ASSIGNMENT
Copy every line of the data that includes the string "information".

STORED DATA
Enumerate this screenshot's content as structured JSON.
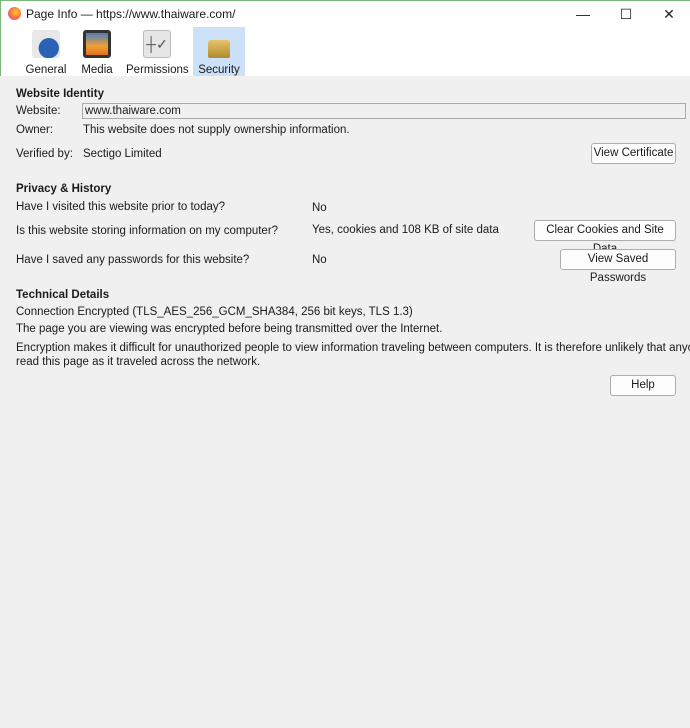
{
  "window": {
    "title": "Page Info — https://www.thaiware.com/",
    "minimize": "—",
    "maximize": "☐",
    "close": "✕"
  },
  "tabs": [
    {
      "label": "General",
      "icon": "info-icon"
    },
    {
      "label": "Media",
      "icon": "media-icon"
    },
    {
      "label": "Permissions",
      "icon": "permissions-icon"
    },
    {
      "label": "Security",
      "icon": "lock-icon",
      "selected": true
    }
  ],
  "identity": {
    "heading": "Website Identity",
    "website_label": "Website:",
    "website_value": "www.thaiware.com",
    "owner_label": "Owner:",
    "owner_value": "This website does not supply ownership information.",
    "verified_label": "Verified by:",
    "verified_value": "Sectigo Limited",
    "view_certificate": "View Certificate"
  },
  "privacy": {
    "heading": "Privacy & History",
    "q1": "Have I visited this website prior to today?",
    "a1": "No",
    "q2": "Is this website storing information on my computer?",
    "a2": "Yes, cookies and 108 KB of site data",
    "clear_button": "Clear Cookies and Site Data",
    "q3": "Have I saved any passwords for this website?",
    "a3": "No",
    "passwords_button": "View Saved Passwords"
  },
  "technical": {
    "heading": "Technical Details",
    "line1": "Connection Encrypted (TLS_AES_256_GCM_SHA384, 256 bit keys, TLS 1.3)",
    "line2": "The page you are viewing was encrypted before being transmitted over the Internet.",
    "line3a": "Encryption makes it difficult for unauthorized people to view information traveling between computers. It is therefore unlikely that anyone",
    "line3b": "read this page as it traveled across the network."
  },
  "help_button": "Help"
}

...

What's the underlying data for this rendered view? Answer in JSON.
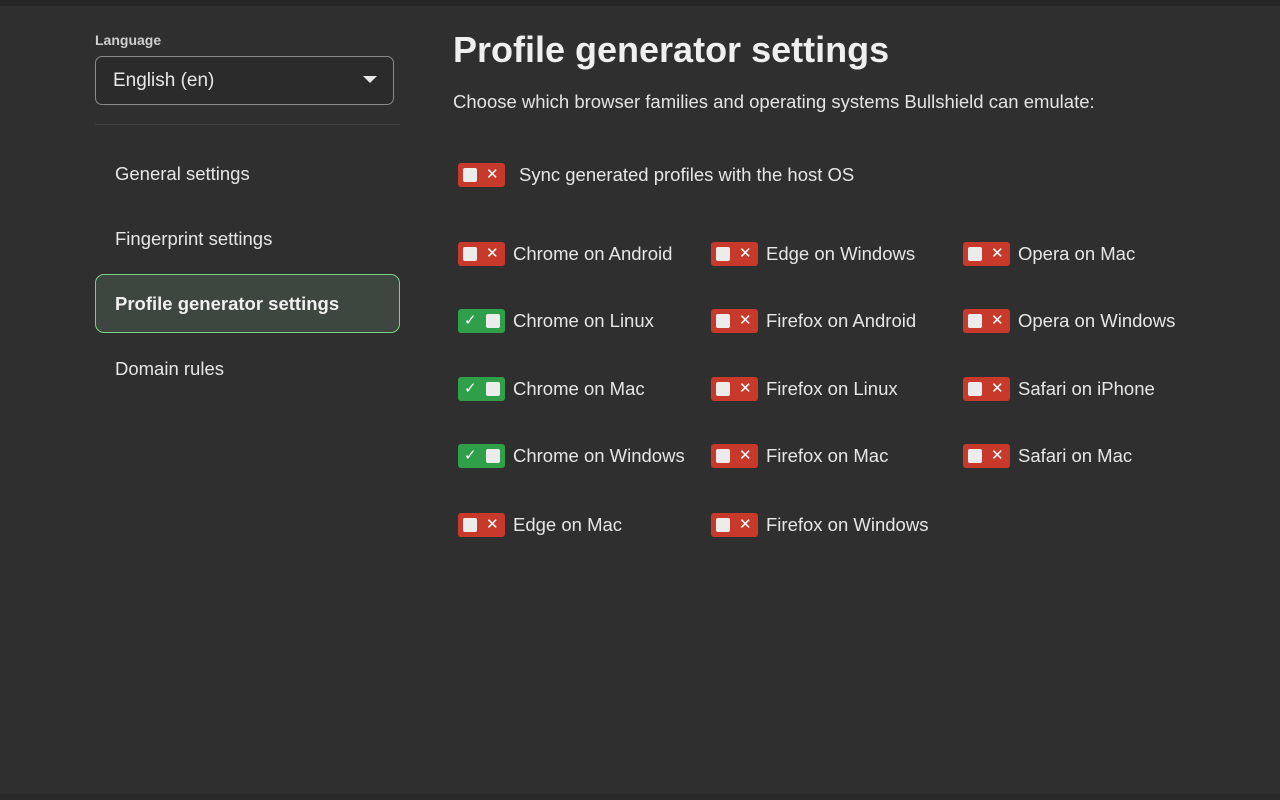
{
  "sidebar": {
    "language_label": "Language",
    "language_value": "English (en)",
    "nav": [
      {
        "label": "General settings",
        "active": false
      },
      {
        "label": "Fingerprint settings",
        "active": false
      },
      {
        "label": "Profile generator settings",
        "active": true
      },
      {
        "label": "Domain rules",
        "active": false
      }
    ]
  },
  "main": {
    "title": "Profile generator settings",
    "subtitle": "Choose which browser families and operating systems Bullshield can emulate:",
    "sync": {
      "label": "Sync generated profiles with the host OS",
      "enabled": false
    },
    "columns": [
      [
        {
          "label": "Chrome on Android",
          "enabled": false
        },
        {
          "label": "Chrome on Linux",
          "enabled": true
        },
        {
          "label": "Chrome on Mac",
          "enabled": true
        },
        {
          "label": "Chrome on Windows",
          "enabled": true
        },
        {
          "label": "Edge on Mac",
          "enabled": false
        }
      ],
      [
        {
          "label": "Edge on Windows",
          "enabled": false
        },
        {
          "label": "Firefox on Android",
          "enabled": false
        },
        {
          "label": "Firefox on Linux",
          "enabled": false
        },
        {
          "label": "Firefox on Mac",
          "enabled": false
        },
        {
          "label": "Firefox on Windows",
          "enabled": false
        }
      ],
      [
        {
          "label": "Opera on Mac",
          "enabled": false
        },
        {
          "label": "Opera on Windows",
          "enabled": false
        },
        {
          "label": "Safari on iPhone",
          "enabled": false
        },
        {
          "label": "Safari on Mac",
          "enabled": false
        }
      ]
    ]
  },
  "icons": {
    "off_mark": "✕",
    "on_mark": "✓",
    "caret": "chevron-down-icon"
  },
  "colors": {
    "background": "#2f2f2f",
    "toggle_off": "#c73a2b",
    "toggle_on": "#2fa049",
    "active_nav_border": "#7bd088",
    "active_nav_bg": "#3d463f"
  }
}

RESPONSE AREA
    "owner_value": "This website does not supply ownership information.",
    "q2": "Is this website storing information on my computer?",
    "line3a": "Encryption makes it difficult for unauthorized people to view information traveling between computers. It is therefore unlikely that anyone",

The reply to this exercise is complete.